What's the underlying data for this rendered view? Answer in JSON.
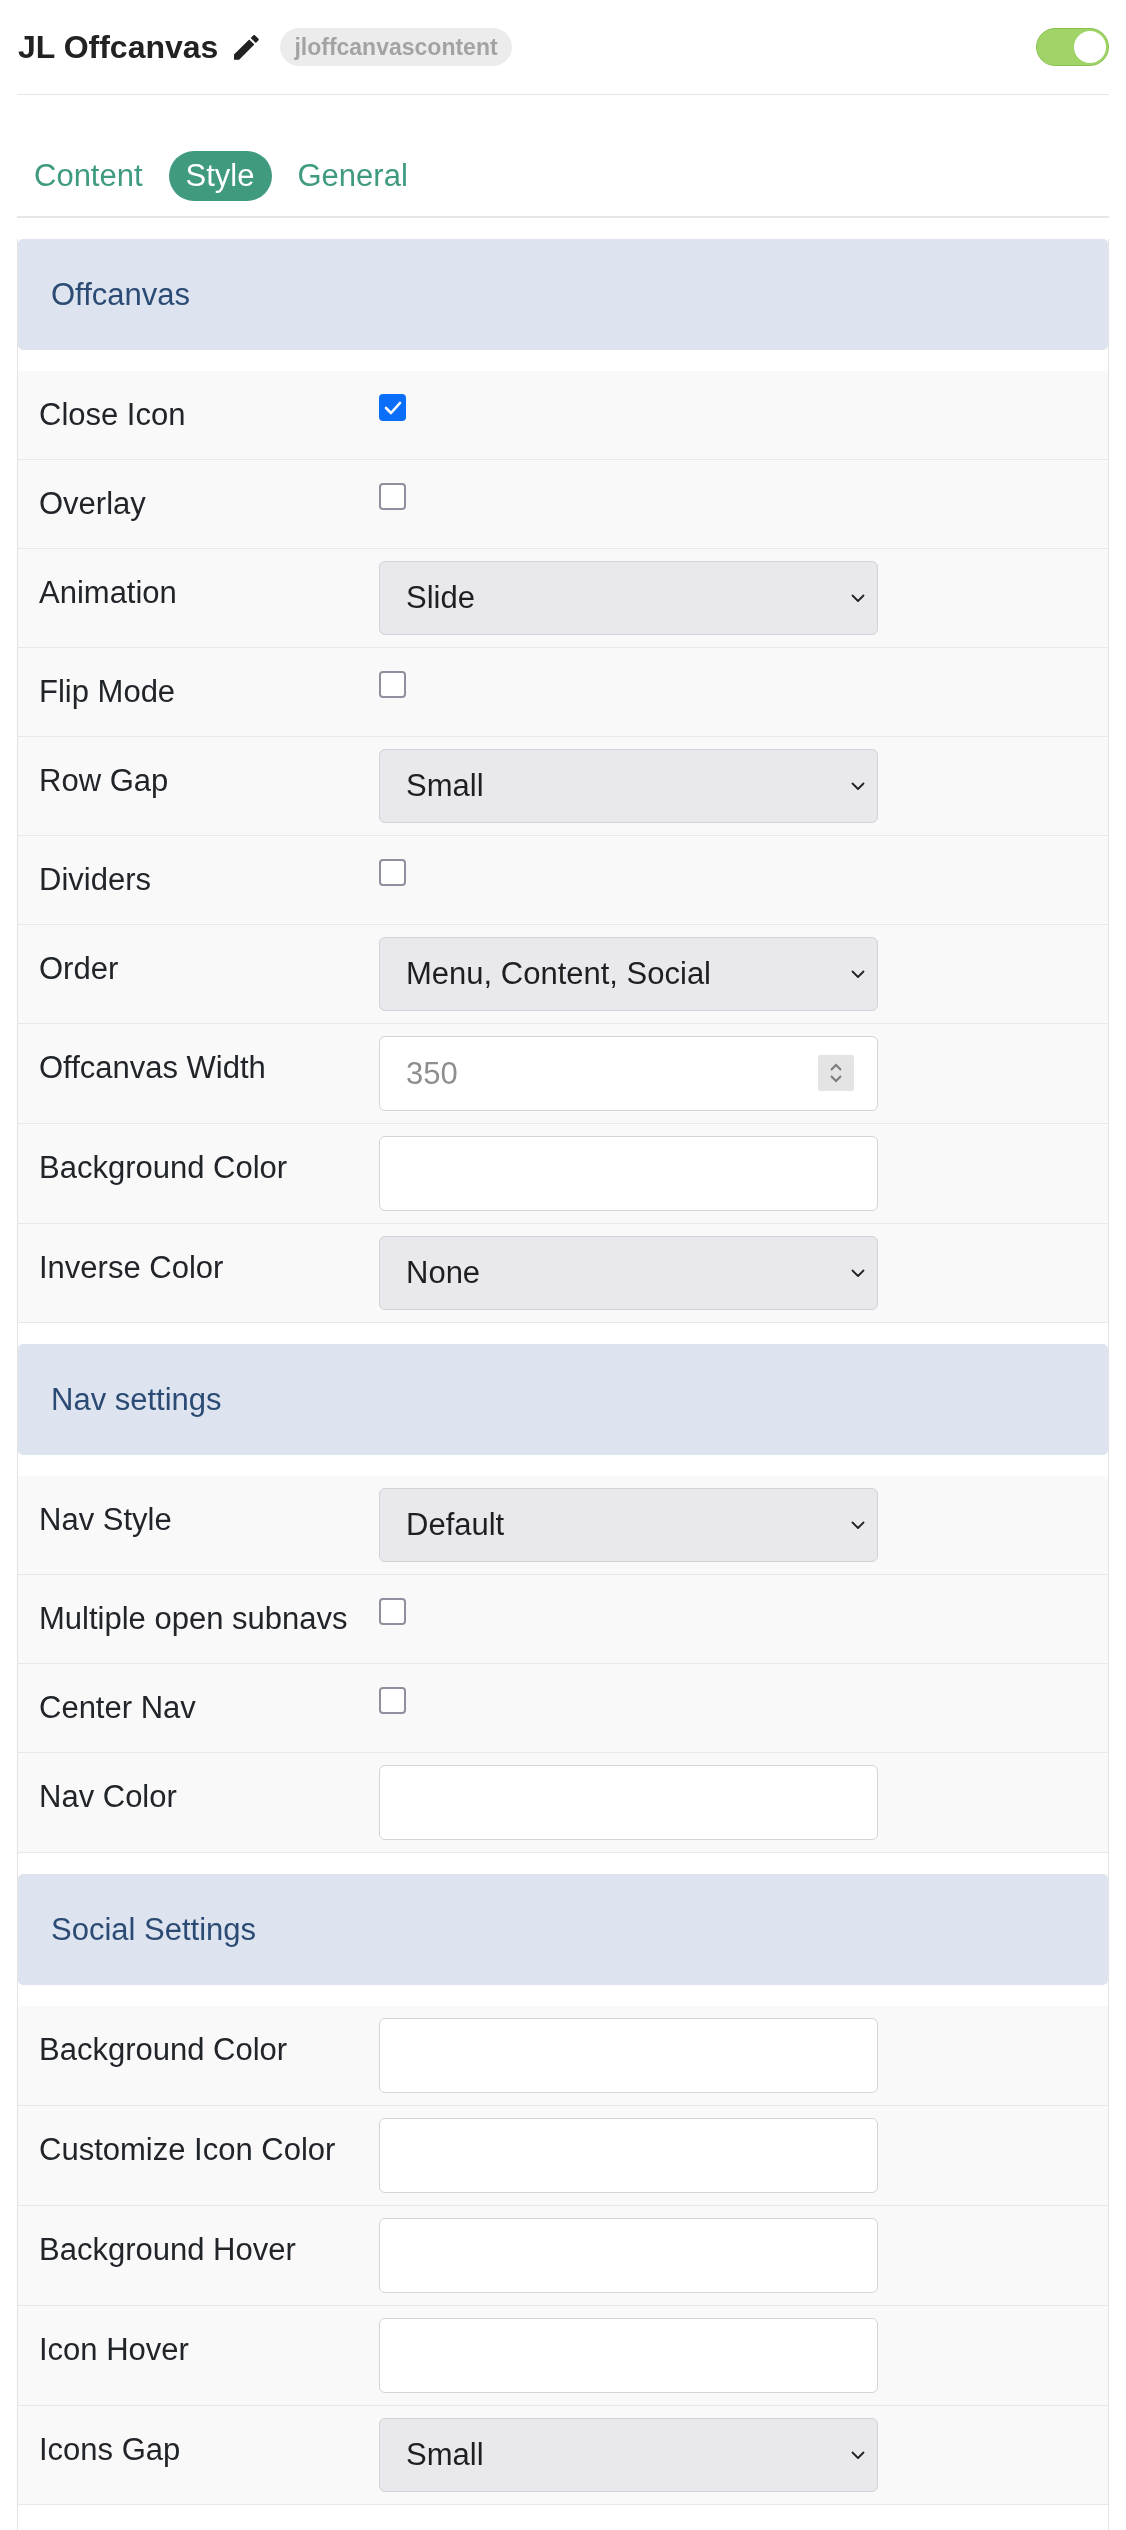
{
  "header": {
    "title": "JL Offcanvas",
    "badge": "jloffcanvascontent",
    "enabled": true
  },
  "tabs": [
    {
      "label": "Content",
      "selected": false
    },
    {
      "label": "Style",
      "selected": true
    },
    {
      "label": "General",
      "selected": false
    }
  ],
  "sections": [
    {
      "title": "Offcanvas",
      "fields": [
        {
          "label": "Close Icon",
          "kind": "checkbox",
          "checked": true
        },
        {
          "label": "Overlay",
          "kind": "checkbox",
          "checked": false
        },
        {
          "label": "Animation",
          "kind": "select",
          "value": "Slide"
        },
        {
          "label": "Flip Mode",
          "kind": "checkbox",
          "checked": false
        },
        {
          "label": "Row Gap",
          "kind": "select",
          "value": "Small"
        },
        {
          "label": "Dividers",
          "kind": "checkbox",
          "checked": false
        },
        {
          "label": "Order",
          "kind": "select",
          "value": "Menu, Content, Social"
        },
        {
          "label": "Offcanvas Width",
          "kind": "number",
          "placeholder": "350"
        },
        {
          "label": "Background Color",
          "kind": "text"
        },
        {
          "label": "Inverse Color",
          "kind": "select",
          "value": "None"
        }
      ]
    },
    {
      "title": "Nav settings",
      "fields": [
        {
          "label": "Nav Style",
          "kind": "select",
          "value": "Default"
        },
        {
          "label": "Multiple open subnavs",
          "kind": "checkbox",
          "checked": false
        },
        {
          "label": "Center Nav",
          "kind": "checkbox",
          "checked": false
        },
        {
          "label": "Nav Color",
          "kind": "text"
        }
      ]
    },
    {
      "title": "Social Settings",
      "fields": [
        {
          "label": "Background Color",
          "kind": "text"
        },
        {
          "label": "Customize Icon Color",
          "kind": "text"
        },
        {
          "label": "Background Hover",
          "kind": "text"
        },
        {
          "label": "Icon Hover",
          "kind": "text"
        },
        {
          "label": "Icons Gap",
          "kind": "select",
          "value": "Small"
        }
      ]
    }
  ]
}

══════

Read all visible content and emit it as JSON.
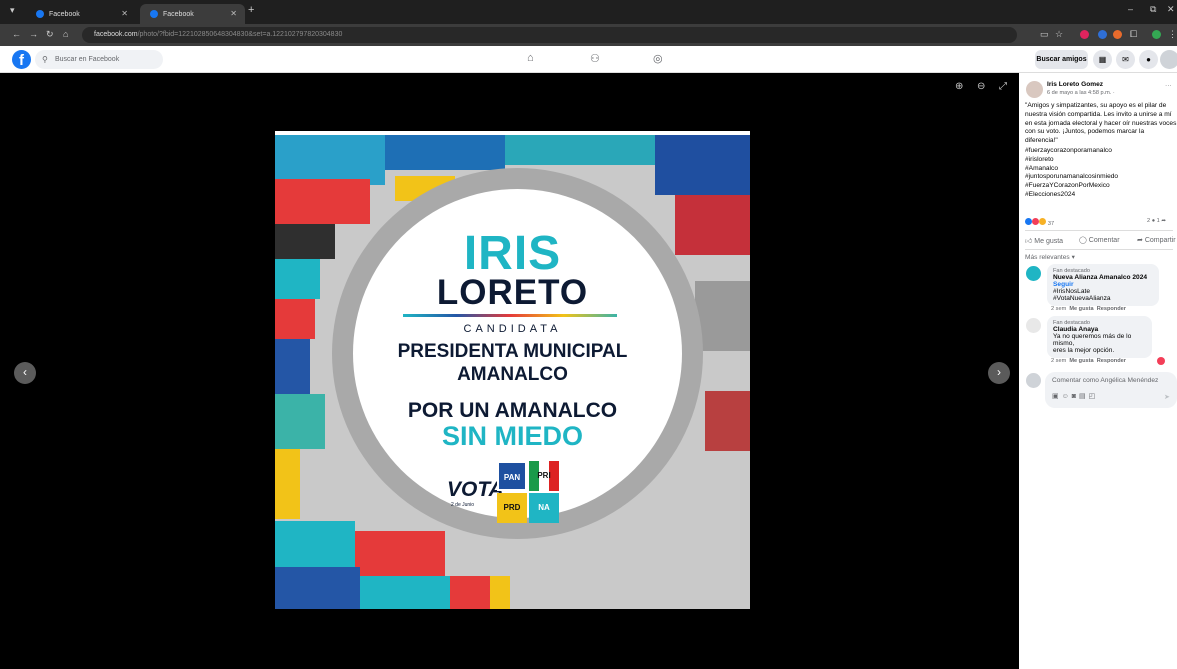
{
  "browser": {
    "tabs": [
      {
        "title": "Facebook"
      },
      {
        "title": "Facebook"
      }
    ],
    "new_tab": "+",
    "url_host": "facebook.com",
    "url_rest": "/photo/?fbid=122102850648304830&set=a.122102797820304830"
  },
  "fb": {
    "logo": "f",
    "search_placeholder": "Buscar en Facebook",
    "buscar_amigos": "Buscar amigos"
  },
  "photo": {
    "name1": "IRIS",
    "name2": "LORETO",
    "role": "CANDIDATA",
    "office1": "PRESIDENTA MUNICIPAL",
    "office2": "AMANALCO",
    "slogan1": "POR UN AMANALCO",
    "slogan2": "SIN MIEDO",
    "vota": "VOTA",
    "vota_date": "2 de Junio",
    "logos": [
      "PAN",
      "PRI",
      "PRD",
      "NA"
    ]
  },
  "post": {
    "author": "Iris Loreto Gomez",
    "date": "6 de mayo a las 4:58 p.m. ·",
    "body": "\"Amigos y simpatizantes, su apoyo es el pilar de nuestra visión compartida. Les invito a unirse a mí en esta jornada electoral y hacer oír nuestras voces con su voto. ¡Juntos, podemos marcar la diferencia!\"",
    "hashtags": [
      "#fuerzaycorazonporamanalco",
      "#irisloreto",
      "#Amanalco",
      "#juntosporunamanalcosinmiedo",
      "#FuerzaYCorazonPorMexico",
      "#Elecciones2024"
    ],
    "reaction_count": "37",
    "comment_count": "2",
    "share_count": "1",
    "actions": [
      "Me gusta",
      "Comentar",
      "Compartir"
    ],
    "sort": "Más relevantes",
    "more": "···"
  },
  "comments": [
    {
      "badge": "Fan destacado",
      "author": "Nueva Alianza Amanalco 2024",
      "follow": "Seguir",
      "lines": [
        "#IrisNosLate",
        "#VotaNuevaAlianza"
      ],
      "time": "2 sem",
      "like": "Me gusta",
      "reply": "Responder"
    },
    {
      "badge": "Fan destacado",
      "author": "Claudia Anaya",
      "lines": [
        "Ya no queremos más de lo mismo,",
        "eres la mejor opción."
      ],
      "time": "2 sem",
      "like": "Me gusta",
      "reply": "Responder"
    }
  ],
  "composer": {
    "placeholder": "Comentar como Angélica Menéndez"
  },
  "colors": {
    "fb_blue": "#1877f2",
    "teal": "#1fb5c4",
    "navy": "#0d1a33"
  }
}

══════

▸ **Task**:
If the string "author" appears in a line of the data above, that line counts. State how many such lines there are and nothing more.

▸ **Task output**:
3